__RECORD EXTRACTS__
[Start of section]
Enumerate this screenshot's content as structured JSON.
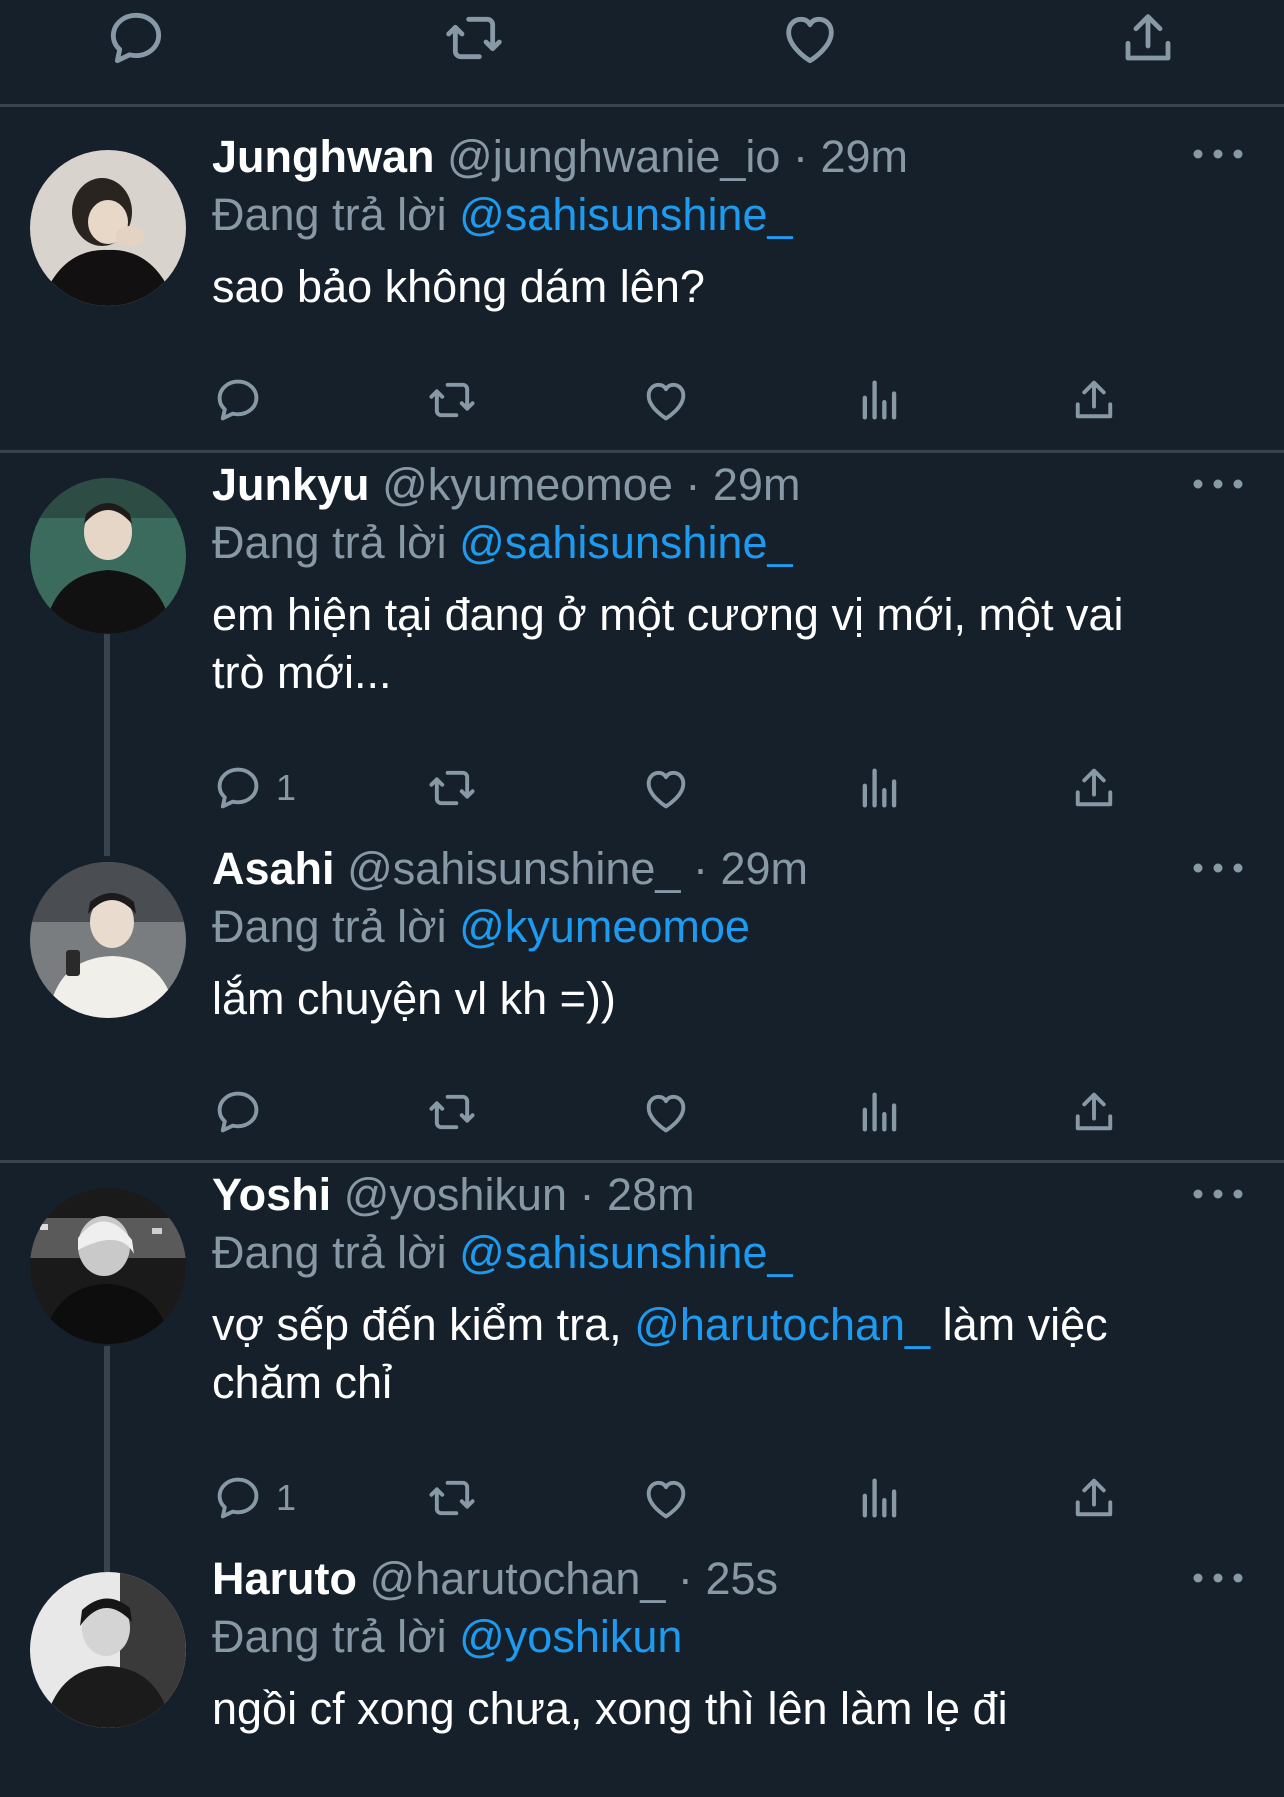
{
  "icons": {
    "reply": "reply-icon",
    "retweet": "retweet-icon",
    "like": "heart-icon",
    "share": "share-icon",
    "views": "analytics-icon",
    "more": "more-icon"
  },
  "colors": {
    "background": "#15202b",
    "divider": "#38444d",
    "secondary_text": "#8899a6",
    "mention": "#1d9bf0",
    "icon": "#8899a6"
  },
  "replying_label": "Đang trả lời",
  "replies": [
    {
      "name": "Junghwan",
      "handle": "@junghwanie_io",
      "separator": "·",
      "time": "29m",
      "replying_to": "@sahisunshine_",
      "text_before": "sao bảo không dám lên?",
      "mention": "",
      "text_after": "",
      "text_line2": "",
      "reply_count": ""
    },
    {
      "name": "Junkyu",
      "handle": "@kyumeomoe",
      "separator": "·",
      "time": "29m",
      "replying_to": "@sahisunshine_",
      "text_before": "em hiện tại đang ở một cương vị mới, một vai",
      "mention": "",
      "text_after": "",
      "text_line2": "trò mới...",
      "reply_count": "1"
    },
    {
      "name": "Asahi",
      "handle": "@sahisunshine_",
      "separator": "·",
      "time": "29m",
      "replying_to": "@kyumeomoe",
      "text_before": "lắm chuyện vl kh =))",
      "mention": "",
      "text_after": "",
      "text_line2": "",
      "reply_count": ""
    },
    {
      "name": "Yoshi",
      "handle": "@yoshikun",
      "separator": "·",
      "time": "28m",
      "replying_to": "@sahisunshine_",
      "text_before": "vợ sếp đến kiểm tra, ",
      "mention": "@harutochan_",
      "text_after": " làm việc",
      "text_line2": "chăm chỉ",
      "reply_count": "1"
    },
    {
      "name": "Haruto",
      "handle": "@harutochan_",
      "separator": "·",
      "time": "25s",
      "replying_to": "@yoshikun",
      "text_before": "ngồi cf xong chưa, xong thì lên làm lẹ đi",
      "mention": "",
      "text_after": "",
      "text_line2": "",
      "reply_count": ""
    }
  ]
}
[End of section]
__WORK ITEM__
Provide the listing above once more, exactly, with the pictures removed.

__SOLUTION FOR THIS EXERCISE__
Enumerate this screenshot's content as structured JSON.
{
  "icons": {
    "reply": "reply-icon",
    "retweet": "retweet-icon",
    "like": "heart-icon",
    "share": "share-icon",
    "views": "analytics-icon",
    "more": "more-icon"
  },
  "colors": {
    "background": "#15202b",
    "divider": "#38444d",
    "secondary_text": "#8899a6",
    "mention": "#1d9bf0",
    "icon": "#8899a6"
  },
  "replying_label": "Đang trả lời",
  "replies": [
    {
      "name": "Junghwan",
      "handle": "@junghwanie_io",
      "separator": "·",
      "time": "29m",
      "replying_to": "@sahisunshine_",
      "text_before": "sao bảo không dám lên?",
      "mention": "",
      "text_after": "",
      "text_line2": "",
      "reply_count": ""
    },
    {
      "name": "Junkyu",
      "handle": "@kyumeomoe",
      "separator": "·",
      "time": "29m",
      "replying_to": "@sahisunshine_",
      "text_before": "em hiện tại đang ở một cương vị mới, một vai",
      "mention": "",
      "text_after": "",
      "text_line2": "trò mới...",
      "reply_count": "1"
    },
    {
      "name": "Asahi",
      "handle": "@sahisunshine_",
      "separator": "·",
      "time": "29m",
      "replying_to": "@kyumeomoe",
      "text_before": "lắm chuyện vl kh =))",
      "mention": "",
      "text_after": "",
      "text_line2": "",
      "reply_count": ""
    },
    {
      "name": "Yoshi",
      "handle": "@yoshikun",
      "separator": "·",
      "time": "28m",
      "replying_to": "@sahisunshine_",
      "text_before": "vợ sếp đến kiểm tra, ",
      "mention": "@harutochan_",
      "text_after": " làm việc",
      "text_line2": "chăm chỉ",
      "reply_count": "1"
    },
    {
      "name": "Haruto",
      "handle": "@harutochan_",
      "separator": "·",
      "time": "25s",
      "replying_to": "@yoshikun",
      "text_before": "ngồi cf xong chưa, xong thì lên làm lẹ đi",
      "mention": "",
      "text_after": "",
      "text_line2": "",
      "reply_count": ""
    }
  ]
}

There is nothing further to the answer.